Culprit #2 – Rust
Rust is a lot more harmful than Manganese or Iron. Typically, it occurs once the plumbing system becomes compromised in some way or it starts to corrode.
As you probably already know, most metals rust. There’s not much anyone can do about it. However, fluctuations in water pressure are known to knock the rust off the pipe’s inner walls, causing it to contaminate the water.
Unfortunately, rusty water is a perfect breeding ground for bacteria. What’s more, corroded pipes typically lead to many other issues, and fixing these costs thousands of pounds.
Culprit #3 – New Water Source
Has your community switched water sources recently? If it did, have you noticed a change in color or taste? If so, make sure to have your tap water checked.
This was the issue with the Flint water crisis. In case something like this happens in your community, moving to a different city is the best course of action. After all, lead poisoning certainly isn’t something to joke about.
Culprit #4 – Construction
Is there an ongoing construction project in your home’s vicinity? Events like these disturb the ground and can temporarily change the color of tap water.
In such situations, the water has the color of dirt. It should clear up a couple of hours after the construction work stops. Even though it may look gross, your water is probably fine.
Culprit #5 – Water Heater
If this is the issue, an anode rod has probably gone bad. Fortunately, fixing something like this is quick, cheap, and easy.
In the worst-case scenario, your water heater will be completely broken and in need of replacement. Make sure to have it replaced sooner rather than later. Although this can be costly, it is bound to save you from a lot of trouble in the future.
How to Fix It?
Now that you have some idea about the possible culprits behind your problem, here’s what you can do to fix it:
If Both Cold and Hot Water Suddenly Turn Brown…

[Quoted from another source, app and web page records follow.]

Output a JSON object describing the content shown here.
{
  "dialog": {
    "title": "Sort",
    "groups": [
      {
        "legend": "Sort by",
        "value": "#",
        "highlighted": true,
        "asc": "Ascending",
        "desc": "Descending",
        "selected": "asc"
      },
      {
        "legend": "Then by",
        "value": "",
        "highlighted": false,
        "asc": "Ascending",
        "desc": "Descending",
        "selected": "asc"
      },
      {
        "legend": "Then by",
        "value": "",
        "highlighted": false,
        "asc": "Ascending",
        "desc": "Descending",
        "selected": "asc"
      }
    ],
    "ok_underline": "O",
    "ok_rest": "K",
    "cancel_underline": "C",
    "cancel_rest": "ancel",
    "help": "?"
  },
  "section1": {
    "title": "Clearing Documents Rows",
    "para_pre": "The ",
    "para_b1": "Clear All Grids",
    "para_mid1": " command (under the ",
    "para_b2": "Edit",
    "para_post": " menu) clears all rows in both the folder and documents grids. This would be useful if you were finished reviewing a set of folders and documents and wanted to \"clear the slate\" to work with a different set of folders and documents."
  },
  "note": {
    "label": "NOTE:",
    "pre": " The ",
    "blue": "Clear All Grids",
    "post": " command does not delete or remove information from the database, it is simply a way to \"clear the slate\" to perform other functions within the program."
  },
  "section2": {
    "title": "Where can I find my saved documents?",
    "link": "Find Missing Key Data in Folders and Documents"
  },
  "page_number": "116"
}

…immediately contact your water supply company. It is highly likely that something happened to a nearby fire hydrant or a water pipe.

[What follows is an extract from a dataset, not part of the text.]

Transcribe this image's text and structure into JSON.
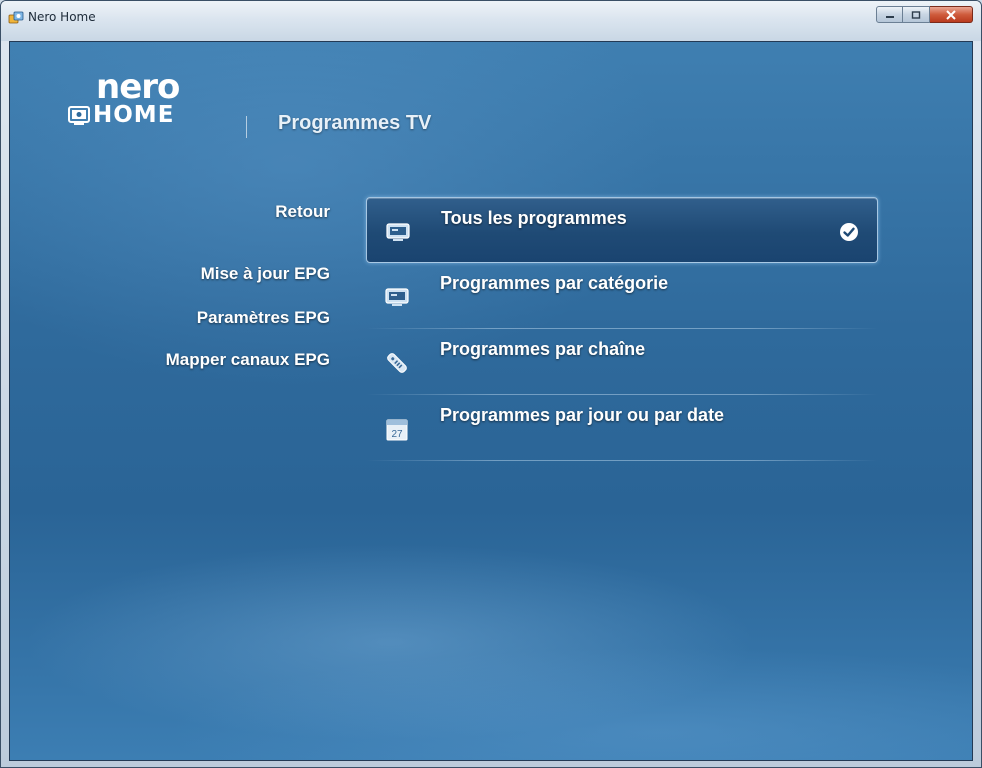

Another possibility is that the city is currently doing some maintenance on the water supply system. If so, maybe they have inadvertently stirred up some dirt or minerals.
Tell the customer service of your water supply company about your issue. Ask them if there’s any maintenance taking place in your vicinity. They should be able to inform you about the situation and tell you what they are doing to solve the problem.
If All Hot Water is Brown…
…try flushing and draining the tank of your water heater. These appliances are well-known for their sediment build-ups.
Flushing and draining the tank a few times a year is a good idea. Besides being bad for your tap water, sediment build-ups can also cause water heater leaks.
If flushing doesn’t help, or if your heater was installed recently, you will have to contact a licensed electrician/plumber. A more complicated problem could be at hand. In rare circumstances, excess sediment can cause the water heater to explode.
Read also: Gas vs Electric Tankless Water Heater
If Cold Water is Brown When Coming Out of a Few Faucets…
…run those same faucets at full pressure for half an hour, or until the water becomes crystal clear.
Sometimes, a bit of rust can detach from the pipe’s inner walls and get inside the stream of water. In such situations, something as simple as running the water should remove the rust and solve the problem.
If the water is still brown after running faucets at full pressure, or if the issue keeps coming back every now and then, your pipework may be corroded.
With too much corrosion build-ups inside the pipes, your tap water will always look awful – the minerals will be constantly leaching into it.
Those with rusted or corroded pipes should have them deep-cleaned or replaced as soon as possible. They can easily cause even bigger issues.
If your water stays brown no matter what you do, remember that you’re not alone. You can always contact professionals and have them take care of your problem.
In this day and age, nobody should drink and bath in brown water. Whatever the culprit is in your situation, it’s not something that can’t be fixed.